Workers at Australia’s only commercial solar cell maker, the Silex plant at Homebush in Sydney, were told yesterday that cell production would be outsourced to China. Nevertheless, the flow-on effects of the subsidies have helped achieve grid parity across wide areas of rural NSW. For the first time, the amount paid to households feeding power to the electricity grid passed 28¢ a kilowatt hour, which is the equivalent of buying coal-fired power from a utilities company
Andrew Blakers, the director of the centre for sustainable energy systems at the Australian National University, said: ”If you look at the prices being paid today, we have already reached grid parity in a lot of places except Melbourne and Hobart.” In Sydney, the price paid for solar power fed back to the grid depends on the agreement between the household and the provider, and whether a household agreed to the state government’s feed-in tariff in time to take advantage of high rates of payback.
The Australian Photovoltaic Association said that while some areas had reached grid parity, it could be several years before solar electricity was worth more than coal-fired electricity in most of NSW, and that depended on state and federal policy. ”A 1.5 kilowatt system in Sydney is probably going to be cost effective next year or the year after, depending on whether we get a carbon price,” said Muriel Watt, the chairwoman of the association and a senior lecturer in renewable energy engineering at the University of NSW.

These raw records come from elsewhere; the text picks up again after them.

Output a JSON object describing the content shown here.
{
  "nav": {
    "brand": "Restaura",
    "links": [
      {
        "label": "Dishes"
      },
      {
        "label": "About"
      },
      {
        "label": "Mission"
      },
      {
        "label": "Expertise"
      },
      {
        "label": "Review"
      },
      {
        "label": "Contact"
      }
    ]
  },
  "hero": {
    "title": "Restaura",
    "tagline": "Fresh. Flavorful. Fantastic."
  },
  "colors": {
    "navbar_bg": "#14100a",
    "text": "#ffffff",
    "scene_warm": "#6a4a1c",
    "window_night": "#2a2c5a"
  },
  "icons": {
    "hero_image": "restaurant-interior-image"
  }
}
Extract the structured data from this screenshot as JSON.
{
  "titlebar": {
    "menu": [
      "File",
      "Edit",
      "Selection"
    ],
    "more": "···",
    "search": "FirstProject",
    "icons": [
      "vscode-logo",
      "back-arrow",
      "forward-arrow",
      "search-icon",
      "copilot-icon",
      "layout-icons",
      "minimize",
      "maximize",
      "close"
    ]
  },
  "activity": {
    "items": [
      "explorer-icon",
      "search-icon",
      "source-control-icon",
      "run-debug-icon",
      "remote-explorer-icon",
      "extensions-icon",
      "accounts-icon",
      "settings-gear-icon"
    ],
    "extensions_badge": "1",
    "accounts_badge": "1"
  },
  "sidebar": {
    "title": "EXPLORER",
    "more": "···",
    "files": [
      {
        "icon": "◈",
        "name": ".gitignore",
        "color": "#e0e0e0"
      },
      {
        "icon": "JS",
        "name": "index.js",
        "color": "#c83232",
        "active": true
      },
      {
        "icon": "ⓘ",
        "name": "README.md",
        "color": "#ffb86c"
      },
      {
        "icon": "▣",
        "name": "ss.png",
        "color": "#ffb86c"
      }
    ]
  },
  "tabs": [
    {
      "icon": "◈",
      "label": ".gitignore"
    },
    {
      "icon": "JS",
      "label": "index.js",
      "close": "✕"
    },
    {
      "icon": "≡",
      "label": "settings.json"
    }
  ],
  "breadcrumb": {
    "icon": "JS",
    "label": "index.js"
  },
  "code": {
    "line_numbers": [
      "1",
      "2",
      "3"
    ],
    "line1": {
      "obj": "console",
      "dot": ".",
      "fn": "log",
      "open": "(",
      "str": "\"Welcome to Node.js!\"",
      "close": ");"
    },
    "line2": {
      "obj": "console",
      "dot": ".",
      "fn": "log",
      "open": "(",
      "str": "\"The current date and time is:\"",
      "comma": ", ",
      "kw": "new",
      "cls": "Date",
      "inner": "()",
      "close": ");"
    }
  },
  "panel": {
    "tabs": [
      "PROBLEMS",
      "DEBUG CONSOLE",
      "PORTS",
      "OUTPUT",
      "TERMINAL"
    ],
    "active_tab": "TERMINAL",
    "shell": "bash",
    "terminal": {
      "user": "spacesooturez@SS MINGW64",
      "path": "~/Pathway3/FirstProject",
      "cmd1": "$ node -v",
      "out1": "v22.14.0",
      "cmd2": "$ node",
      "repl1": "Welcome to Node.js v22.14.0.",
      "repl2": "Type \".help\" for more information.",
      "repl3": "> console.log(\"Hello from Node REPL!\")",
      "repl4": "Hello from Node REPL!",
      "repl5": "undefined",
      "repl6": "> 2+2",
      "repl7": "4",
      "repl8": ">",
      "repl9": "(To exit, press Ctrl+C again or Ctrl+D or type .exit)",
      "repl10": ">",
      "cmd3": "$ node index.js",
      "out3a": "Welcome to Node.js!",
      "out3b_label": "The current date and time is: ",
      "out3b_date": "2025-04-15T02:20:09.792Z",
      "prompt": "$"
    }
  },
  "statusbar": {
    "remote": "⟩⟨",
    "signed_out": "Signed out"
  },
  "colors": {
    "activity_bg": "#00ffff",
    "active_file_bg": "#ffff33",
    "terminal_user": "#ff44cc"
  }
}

The amount of solar energy generated in NSW has surged above the cap imposed by the previous state government. The Independent Pricing and Regulatory Tribunal said thousands of households were still waiting for their panels to be installed under the $1.9 billion solar bonus scheme, which would drive up the overall cost to the taxpayer. As of this week, up to 71 megawatts worth of solar systems had yet to be fully installed, taking the total amount of power generated under the scheme to 371 megawatts.
When the former government halted new applications last October, it received 38,000 applications on the final day, the tribunal said. This year, the government was forced to abandon moves to cut retrospectively the tariff applied under the bonus scheme, to limit profiteering.
As a result, the state government is seeking the tribunal’s assistance in setting tariffs for household systems. Yesterday the solar industry called on the government to introduce interim measures to pay households at market rates for the power they produced until the tribunal’s review of subsidies is completed next year.
The Australian Solar Energy Society said 416 jobs had been lost since the industry spiked in November, and a quarter of the state’s solar installation businesses had closed. At the Silex plant yesterday, about 30 people were told they would be made redundant and others would be redeployed because the company could no longer afford to compete with cheaper, imported solar cells. The panels will still be made at the plant.
The chief executive, Michael Goldsworthy, said: "This type of silicon flat panel technology was actually invented here in Sydney at the University of NSW … that’s the sad thing. Now it’s all gone offshore." The Australian Manufacturing Workers Union said many of the workers had previously worked in the same plant with BP Solar, and were being made redundant for the second time.